Interface dataset entries:
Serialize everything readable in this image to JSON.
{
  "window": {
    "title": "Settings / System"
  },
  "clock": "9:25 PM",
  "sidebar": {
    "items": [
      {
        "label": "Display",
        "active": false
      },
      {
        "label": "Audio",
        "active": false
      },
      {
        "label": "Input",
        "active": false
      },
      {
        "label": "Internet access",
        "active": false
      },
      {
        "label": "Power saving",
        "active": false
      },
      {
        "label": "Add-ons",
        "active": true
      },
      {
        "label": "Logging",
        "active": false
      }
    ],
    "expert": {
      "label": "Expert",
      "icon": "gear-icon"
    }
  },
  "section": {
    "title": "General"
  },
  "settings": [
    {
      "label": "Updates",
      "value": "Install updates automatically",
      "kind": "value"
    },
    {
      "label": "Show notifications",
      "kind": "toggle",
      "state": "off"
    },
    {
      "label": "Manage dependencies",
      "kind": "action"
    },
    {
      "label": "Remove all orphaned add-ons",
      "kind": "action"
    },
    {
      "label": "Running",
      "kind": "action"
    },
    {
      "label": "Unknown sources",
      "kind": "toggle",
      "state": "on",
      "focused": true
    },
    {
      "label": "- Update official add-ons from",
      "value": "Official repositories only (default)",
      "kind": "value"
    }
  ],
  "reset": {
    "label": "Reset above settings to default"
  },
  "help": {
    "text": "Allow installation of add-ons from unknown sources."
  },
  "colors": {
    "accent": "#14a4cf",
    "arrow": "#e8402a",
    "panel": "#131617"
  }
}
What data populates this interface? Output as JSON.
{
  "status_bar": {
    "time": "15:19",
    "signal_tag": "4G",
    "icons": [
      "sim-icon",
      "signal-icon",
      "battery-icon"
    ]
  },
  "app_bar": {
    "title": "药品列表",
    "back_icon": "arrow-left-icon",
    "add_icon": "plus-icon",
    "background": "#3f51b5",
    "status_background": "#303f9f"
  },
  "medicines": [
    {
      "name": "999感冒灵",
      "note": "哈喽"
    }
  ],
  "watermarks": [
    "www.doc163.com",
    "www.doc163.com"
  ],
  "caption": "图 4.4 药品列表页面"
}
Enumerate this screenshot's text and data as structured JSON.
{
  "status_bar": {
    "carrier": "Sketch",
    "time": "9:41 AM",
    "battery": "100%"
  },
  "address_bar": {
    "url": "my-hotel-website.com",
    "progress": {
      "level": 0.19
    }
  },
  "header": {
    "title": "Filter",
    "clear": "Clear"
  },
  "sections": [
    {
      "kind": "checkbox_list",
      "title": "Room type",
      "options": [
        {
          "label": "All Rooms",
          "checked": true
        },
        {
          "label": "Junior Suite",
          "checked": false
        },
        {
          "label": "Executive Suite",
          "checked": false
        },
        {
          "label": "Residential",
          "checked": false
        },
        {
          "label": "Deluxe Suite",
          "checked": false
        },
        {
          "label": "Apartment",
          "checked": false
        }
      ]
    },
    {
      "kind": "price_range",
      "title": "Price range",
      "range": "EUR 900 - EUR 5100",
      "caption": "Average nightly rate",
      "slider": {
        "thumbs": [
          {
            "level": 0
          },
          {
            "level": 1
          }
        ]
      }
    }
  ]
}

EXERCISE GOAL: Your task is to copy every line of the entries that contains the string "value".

COMPLETED EXERCISE:
      "value": "Install updates automatically",
      "kind": "value"
      "value": "Official repositories only (default)",
      "kind": "value"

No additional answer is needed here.